RECORDS PROVIDED:

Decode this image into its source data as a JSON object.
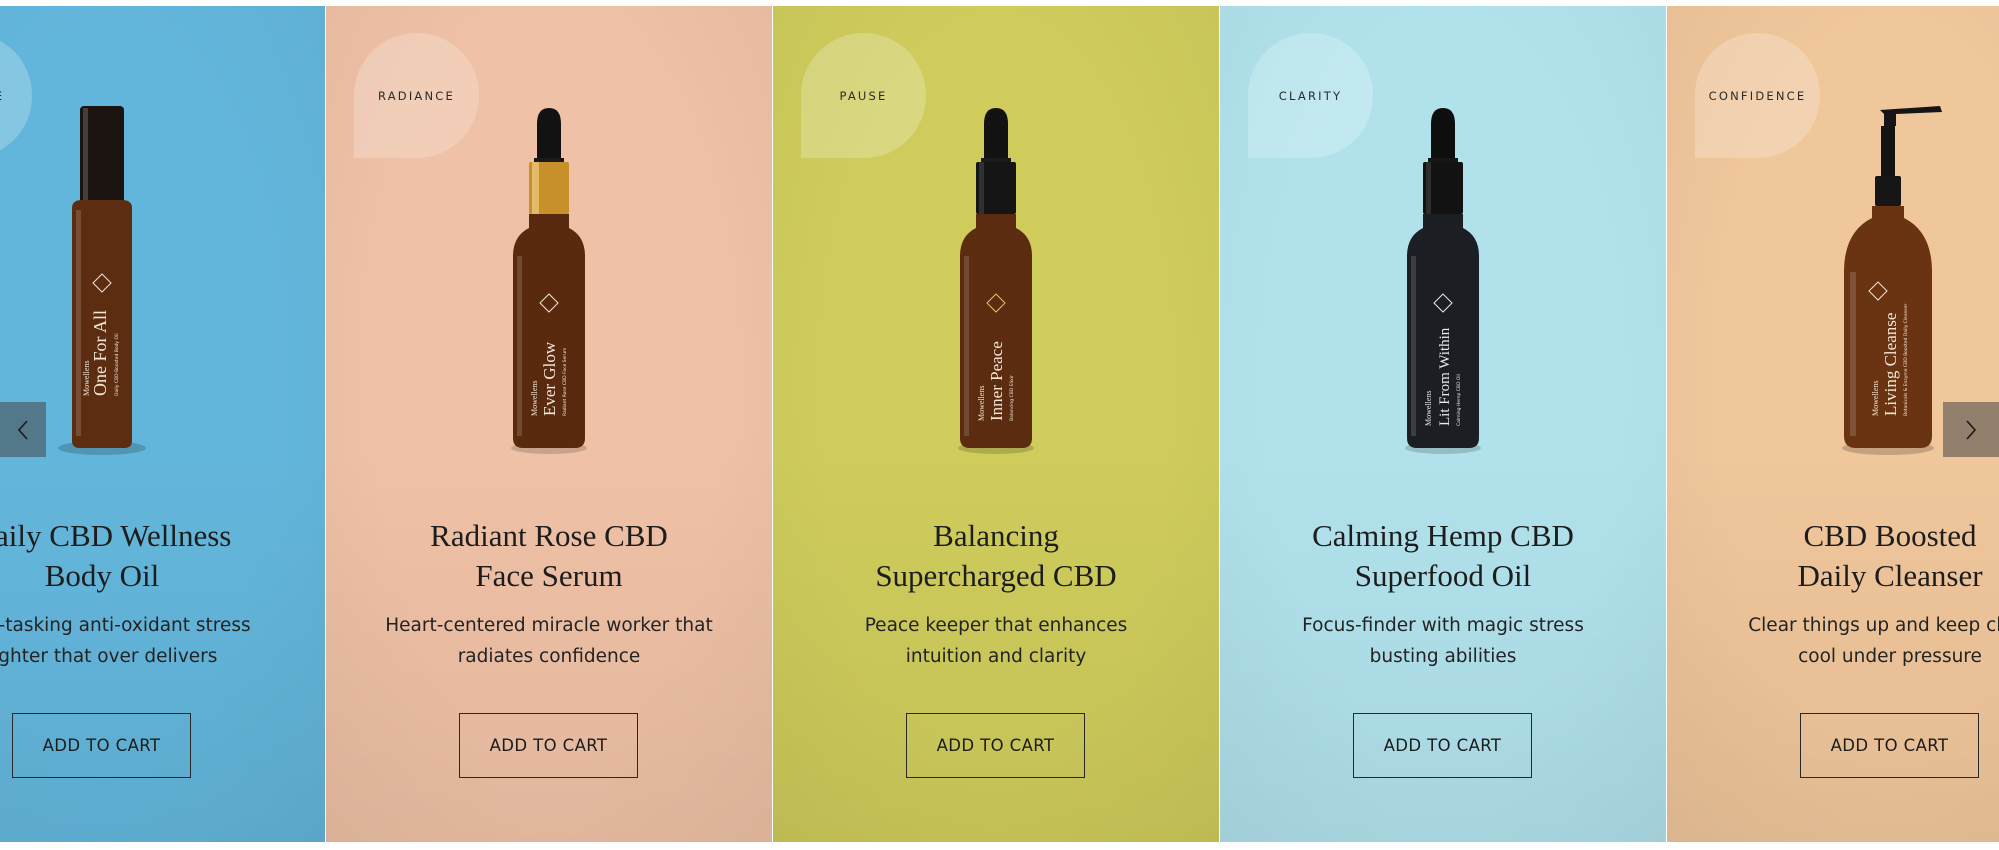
{
  "carousel": {
    "prev_icon": "chevron-left-icon",
    "next_icon": "chevron-right-icon",
    "products": [
      {
        "badge": "BALANCE",
        "title_line1": "Daily CBD Wellness",
        "title_line2": "Body Oil",
        "desc_line1": "Multi-tasking anti-oxidant stress",
        "desc_line2": "fighter that over delivers",
        "cta": "ADD TO CART",
        "bottle_brand": "Mowellens",
        "bottle_name": "One For All",
        "bottle_sub": "Daily CBD-Boosted Body Oil",
        "bg_color": "#63b6db",
        "bottle_type": "tall"
      },
      {
        "badge": "RADIANCE",
        "title_line1": "Radiant Rose CBD",
        "title_line2": "Face Serum",
        "desc_line1": "Heart-centered miracle worker that",
        "desc_line2": "radiates confidence",
        "cta": "ADD TO CART",
        "bottle_brand": "Mowellens",
        "bottle_name": "Ever Glow",
        "bottle_sub": "Radiant Rose CBD Face Serum",
        "bg_color": "#efc1a6",
        "bottle_type": "dropper-gold"
      },
      {
        "badge": "PAUSE",
        "title_line1": "Balancing",
        "title_line2": "Supercharged CBD",
        "desc_line1": "Peace keeper that enhances",
        "desc_line2": "intuition and clarity",
        "cta": "ADD TO CART",
        "bottle_brand": "Mowellens",
        "bottle_name": "Inner Peace",
        "bottle_sub": "Balancing CBD Elixir",
        "bg_color": "#cfcc5c",
        "bottle_type": "dropper"
      },
      {
        "badge": "CLARITY",
        "title_line1": "Calming Hemp CBD",
        "title_line2": "Superfood Oil",
        "desc_line1": "Focus-finder with magic stress",
        "desc_line2": "busting abilities",
        "cta": "ADD TO CART",
        "bottle_brand": "Mowellens",
        "bottle_name": "Lit From Within",
        "bottle_sub": "Calming Hemp CBD Oil",
        "bg_color": "#b1e2ec",
        "bottle_type": "dropper-dark"
      },
      {
        "badge": "CONFIDENCE",
        "title_line1": "CBD Boosted",
        "title_line2": "Daily Cleanser",
        "desc_line1": "Clear things up and keep clear",
        "desc_line2": "cool under pressure",
        "cta": "ADD TO CART",
        "bottle_brand": "Mowellens",
        "bottle_name": "Living Cleanse",
        "bottle_sub": "Botanicals & Enzyme CBD Boosted Daily Cleanser",
        "bg_color": "#f0c69b",
        "bottle_type": "pump"
      }
    ]
  }
}
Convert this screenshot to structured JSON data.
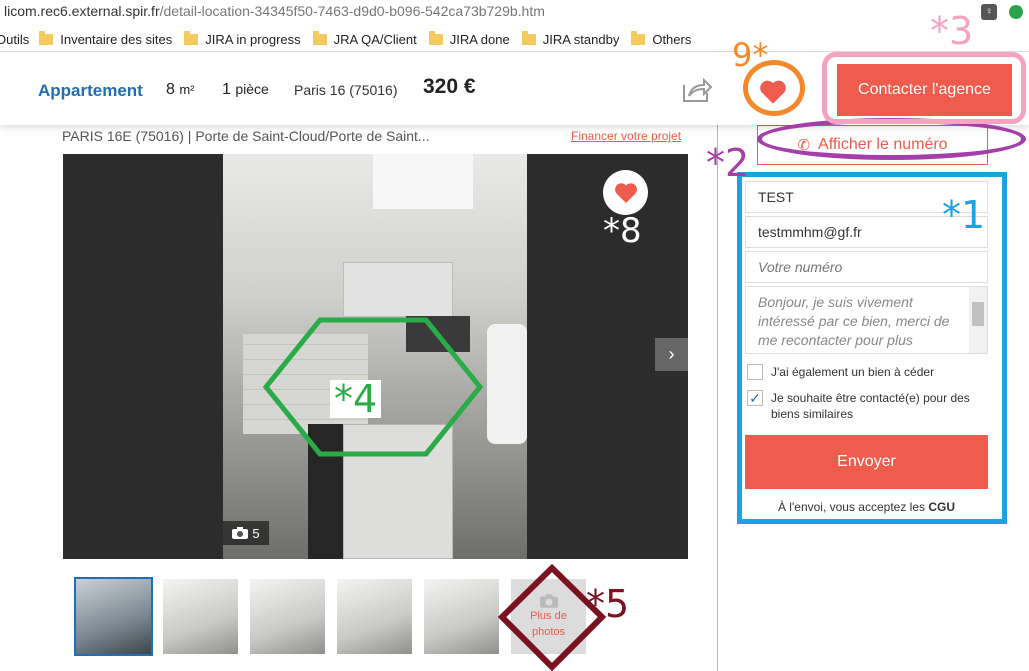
{
  "browser": {
    "url_host": "licom.rec6.external.spir.fr",
    "url_path": "/detail-location-34345f50-7463-d9d0-b096-542ca73b729b.htm"
  },
  "bookmarks": [
    {
      "label": "Outils"
    },
    {
      "label": "Inventaire des sites"
    },
    {
      "label": "JIRA in progress"
    },
    {
      "label": "JRA QA/Client"
    },
    {
      "label": "JIRA done"
    },
    {
      "label": "JIRA standby"
    },
    {
      "label": "Others"
    }
  ],
  "header": {
    "type": "Appartement",
    "surface_value": "8",
    "surface_unit": "m²",
    "rooms_value": "1",
    "rooms_unit": "pièce",
    "city": "Paris 16 (75016)",
    "price": "320 €",
    "contact_label": "Contacter l'agence"
  },
  "listing": {
    "breadcrumb": "PARIS 16E (75016) | Porte de Saint-Cloud/Porte de Saint...",
    "financer": "Financer votre projet",
    "photo_count": "5",
    "more_photos_line1": "Plus de",
    "more_photos_line2": "photos"
  },
  "form": {
    "show_number": "Afficher le numéro",
    "name_value": "TEST",
    "email_value": "testmmhm@gf.fr",
    "phone_placeholder": "Votre numéro",
    "message_placeholder": "Bonjour, je suis vivement intéressé par ce bien, merci de me recontacter pour plus d'informations.",
    "check1_label": "J'ai également un bien à céder",
    "check2_label": "Je souhaite être contacté(e) pour des biens similaires",
    "send_label": "Envoyer",
    "cgu_prefix": "À l'envoi, vous acceptez les",
    "cgu_link": "CGU"
  },
  "annotations": {
    "a1": "*1",
    "a2": "*2",
    "a3": "*3",
    "a4": "*4",
    "a5": "*5",
    "a8": "*8",
    "a9": "9*"
  },
  "colors": {
    "accent_red": "#ef5b4c",
    "brand_blue": "#1e6fb5",
    "ann1": "#1aa3e0",
    "ann2": "#a53ea8",
    "ann3": "#f6a3c2",
    "ann4": "#2aab47",
    "ann5": "#7b1222",
    "ann9": "#f28a2b"
  }
}
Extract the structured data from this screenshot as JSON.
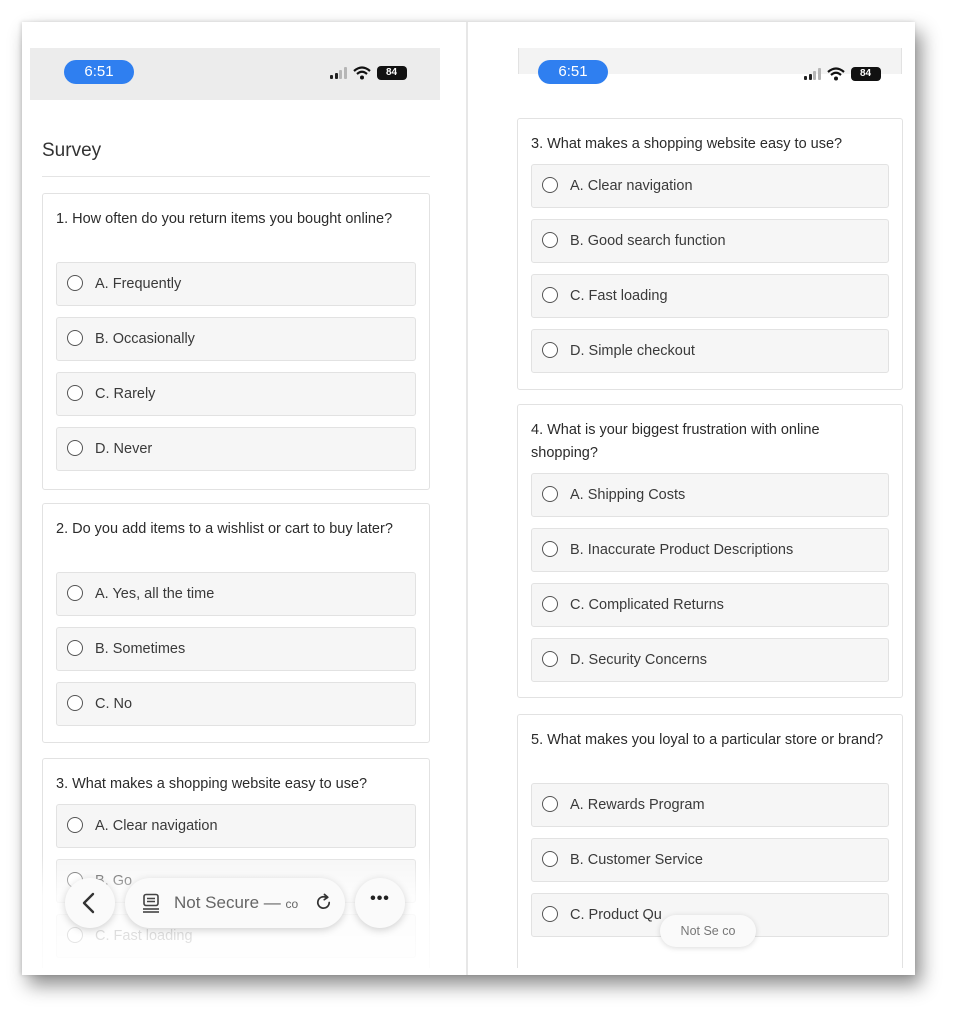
{
  "left": {
    "status": {
      "time": "6:51",
      "battery": "84"
    },
    "survey_title": "Survey",
    "questions": [
      {
        "text": "1. How often do you return items you bought online?",
        "options": [
          "A. Frequently",
          "B. Occasionally",
          "C. Rarely",
          "D. Never"
        ]
      },
      {
        "text": "2. Do you add items to a wishlist or cart to buy later?",
        "options": [
          "A. Yes, all the time",
          "B. Sometimes",
          "C. No"
        ]
      },
      {
        "text": "3. What makes a shopping website easy to use?",
        "options": [
          "A. Clear navigation",
          "B. Go",
          "C. Fast loading"
        ]
      }
    ],
    "toolbar": {
      "address": "Not Secure — ",
      "address_tail": "co",
      "more_label": "•••"
    }
  },
  "right": {
    "status": {
      "time": "6:51",
      "battery": "84"
    },
    "questions": [
      {
        "text": "3. What makes a shopping website easy to use?",
        "options": [
          "A. Clear navigation",
          "B. Good search function",
          "C. Fast loading",
          "D. Simple checkout"
        ]
      },
      {
        "text": "4. What is your biggest frustration with online shopping?",
        "options": [
          "A. Shipping Costs",
          "B. Inaccurate Product Descriptions",
          "C. Complicated Returns",
          "D. Security Concerns"
        ]
      },
      {
        "text": "5. What makes you loyal to a particular store or brand?",
        "options": [
          "A. Rewards Program",
          "B. Customer Service",
          "C. Product Qu"
        ]
      }
    ],
    "mini_address": "Not Se   co"
  }
}
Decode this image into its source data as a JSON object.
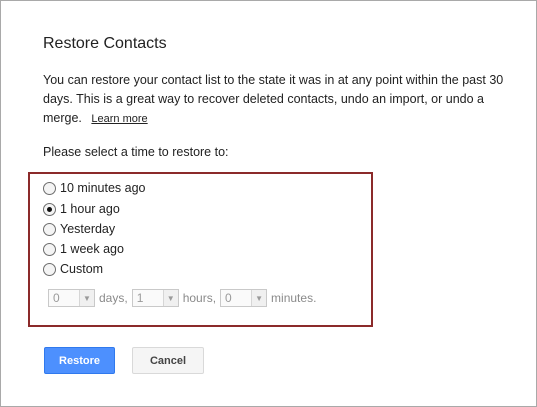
{
  "dialog": {
    "title": "Restore Contacts",
    "description": "You can restore your contact list to the state it was in at any point within the past 30 days. This is a great way to recover deleted contacts, undo an import, or undo a merge.",
    "learn_more": "Learn more",
    "prompt": "Please select a time to restore to:"
  },
  "options": [
    {
      "label": "10 minutes ago",
      "checked": false
    },
    {
      "label": "1 hour ago",
      "checked": true
    },
    {
      "label": "Yesterday",
      "checked": false
    },
    {
      "label": "1 week ago",
      "checked": false
    },
    {
      "label": "Custom",
      "checked": false
    }
  ],
  "custom": {
    "days_value": "0",
    "days_unit": "days,",
    "hours_value": "1",
    "hours_unit": "hours,",
    "minutes_value": "0",
    "minutes_unit": "minutes."
  },
  "buttons": {
    "restore": "Restore",
    "cancel": "Cancel"
  },
  "colors": {
    "primary_button": "#4d90fe",
    "highlight_border": "#8b2a2a"
  }
}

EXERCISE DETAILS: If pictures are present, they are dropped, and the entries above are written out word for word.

SOLUTION FOR THIS TASK:
Decode this image into its source data as a JSON object.
{
  "carousel": {
    "prev_icon": "chevron-left-icon",
    "next_icon": "chevron-right-icon",
    "products": [
      {
        "badge": "BALANCE",
        "title_line1": "Daily CBD Wellness",
        "title_line2": "Body Oil",
        "desc_line1": "Multi-tasking anti-oxidant stress",
        "desc_line2": "fighter that over delivers",
        "cta": "ADD TO CART",
        "bottle_brand": "Mowellens",
        "bottle_name": "One For All",
        "bottle_sub": "Daily CBD-Boosted Body Oil",
        "bg_color": "#63b6db",
        "bottle_type": "tall"
      },
      {
        "badge": "RADIANCE",
        "title_line1": "Radiant Rose CBD",
        "title_line2": "Face Serum",
        "desc_line1": "Heart-centered miracle worker that",
        "desc_line2": "radiates confidence",
        "cta": "ADD TO CART",
        "bottle_brand": "Mowellens",
        "bottle_name": "Ever Glow",
        "bottle_sub": "Radiant Rose CBD Face Serum",
        "bg_color": "#efc1a6",
        "bottle_type": "dropper-gold"
      },
      {
        "badge": "PAUSE",
        "title_line1": "Balancing",
        "title_line2": "Supercharged CBD",
        "desc_line1": "Peace keeper that enhances",
        "desc_line2": "intuition and clarity",
        "cta": "ADD TO CART",
        "bottle_brand": "Mowellens",
        "bottle_name": "Inner Peace",
        "bottle_sub": "Balancing CBD Elixir",
        "bg_color": "#cfcc5c",
        "bottle_type": "dropper"
      },
      {
        "badge": "CLARITY",
        "title_line1": "Calming Hemp CBD",
        "title_line2": "Superfood Oil",
        "desc_line1": "Focus-finder with magic stress",
        "desc_line2": "busting abilities",
        "cta": "ADD TO CART",
        "bottle_brand": "Mowellens",
        "bottle_name": "Lit From Within",
        "bottle_sub": "Calming Hemp CBD Oil",
        "bg_color": "#b1e2ec",
        "bottle_type": "dropper-dark"
      },
      {
        "badge": "CONFIDENCE",
        "title_line1": "CBD Boosted",
        "title_line2": "Daily Cleanser",
        "desc_line1": "Clear things up and keep clear",
        "desc_line2": "cool under pressure",
        "cta": "ADD TO CART",
        "bottle_brand": "Mowellens",
        "bottle_name": "Living Cleanse",
        "bottle_sub": "Botanicals & Enzyme CBD Boosted Daily Cleanser",
        "bg_color": "#f0c69b",
        "bottle_type": "pump"
      }
    ]
  }
}
Convert this screenshot to structured JSON data.
{
  "browser": {
    "url_host": "licom.rec6.external.spir.fr",
    "url_path": "/detail-location-34345f50-7463-d9d0-b096-542ca73b729b.htm"
  },
  "bookmarks": [
    {
      "label": "Outils"
    },
    {
      "label": "Inventaire des sites"
    },
    {
      "label": "JIRA in progress"
    },
    {
      "label": "JRA QA/Client"
    },
    {
      "label": "JIRA done"
    },
    {
      "label": "JIRA standby"
    },
    {
      "label": "Others"
    }
  ],
  "header": {
    "type": "Appartement",
    "surface_value": "8",
    "surface_unit": "m²",
    "rooms_value": "1",
    "rooms_unit": "pièce",
    "city": "Paris 16 (75016)",
    "price": "320 €",
    "contact_label": "Contacter l'agence"
  },
  "listing": {
    "breadcrumb": "PARIS 16E (75016) | Porte de Saint-Cloud/Porte de Saint...",
    "financer": "Financer votre projet",
    "photo_count": "5",
    "more_photos_line1": "Plus de",
    "more_photos_line2": "photos"
  },
  "form": {
    "show_number": "Afficher le numéro",
    "name_value": "TEST",
    "email_value": "testmmhm@gf.fr",
    "phone_placeholder": "Votre numéro",
    "message_placeholder": "Bonjour, je suis vivement intéressé par ce bien, merci de me recontacter pour plus d'informations.",
    "check1_label": "J'ai également un bien à céder",
    "check2_label": "Je souhaite être contacté(e) pour des biens similaires",
    "send_label": "Envoyer",
    "cgu_prefix": "À l'envoi, vous acceptez les",
    "cgu_link": "CGU"
  },
  "annotations": {
    "a1": "*1",
    "a2": "*2",
    "a3": "*3",
    "a4": "*4",
    "a5": "*5",
    "a8": "*8",
    "a9": "9*"
  },
  "colors": {
    "accent_red": "#ef5b4c",
    "brand_blue": "#1e6fb5",
    "ann1": "#1aa3e0",
    "ann2": "#a53ea8",
    "ann3": "#f6a3c2",
    "ann4": "#2aab47",
    "ann5": "#7b1222",
    "ann9": "#f28a2b"
  }
}
Extract the structured data from this screenshot as JSON.
{
  "left": {
    "status": {
      "time": "6:51",
      "battery": "84"
    },
    "survey_title": "Survey",
    "questions": [
      {
        "text": "1. How often do you return items you bought online?",
        "options": [
          "A. Frequently",
          "B. Occasionally",
          "C. Rarely",
          "D. Never"
        ]
      },
      {
        "text": "2. Do you add items to a wishlist or cart to buy later?",
        "options": [
          "A. Yes, all the time",
          "B. Sometimes",
          "C. No"
        ]
      },
      {
        "text": "3. What makes a shopping website easy to use?",
        "options": [
          "A. Clear navigation",
          "B. Go",
          "C. Fast loading"
        ]
      }
    ],
    "toolbar": {
      "address": "Not Secure — ",
      "address_tail": "co",
      "more_label": "•••"
    }
  },
  "right": {
    "status": {
      "time": "6:51",
      "battery": "84"
    },
    "questions": [
      {
        "text": "3. What makes a shopping website easy to use?",
        "options": [
          "A. Clear navigation",
          "B. Good search function",
          "C. Fast loading",
          "D. Simple checkout"
        ]
      },
      {
        "text": "4. What is your biggest frustration with online shopping?",
        "options": [
          "A. Shipping Costs",
          "B. Inaccurate Product Descriptions",
          "C. Complicated Returns",
          "D. Security Concerns"
        ]
      },
      {
        "text": "5. What makes you loyal to a particular store or brand?",
        "options": [
          "A. Rewards Program",
          "B. Customer Service",
          "C. Product Qu"
        ]
      }
    ],
    "mini_address": "Not Se   co"
  }
}
Decode this image into its source data as a JSON object.
{
  "dialog": {
    "title": "Restore Contacts",
    "description": "You can restore your contact list to the state it was in at any point within the past 30 days. This is a great way to recover deleted contacts, undo an import, or undo a merge.",
    "learn_more": "Learn more",
    "prompt": "Please select a time to restore to:"
  },
  "options": [
    {
      "label": "10 minutes ago",
      "checked": false
    },
    {
      "label": "1 hour ago",
      "checked": true
    },
    {
      "label": "Yesterday",
      "checked": false
    },
    {
      "label": "1 week ago",
      "checked": false
    },
    {
      "label": "Custom",
      "checked": false
    }
  ],
  "custom": {
    "days_value": "0",
    "days_unit": "days,",
    "hours_value": "1",
    "hours_unit": "hours,",
    "minutes_value": "0",
    "minutes_unit": "minutes."
  },
  "buttons": {
    "restore": "Restore",
    "cancel": "Cancel"
  },
  "colors": {
    "primary_button": "#4d90fe",
    "highlight_border": "#8b2a2a"
  }
}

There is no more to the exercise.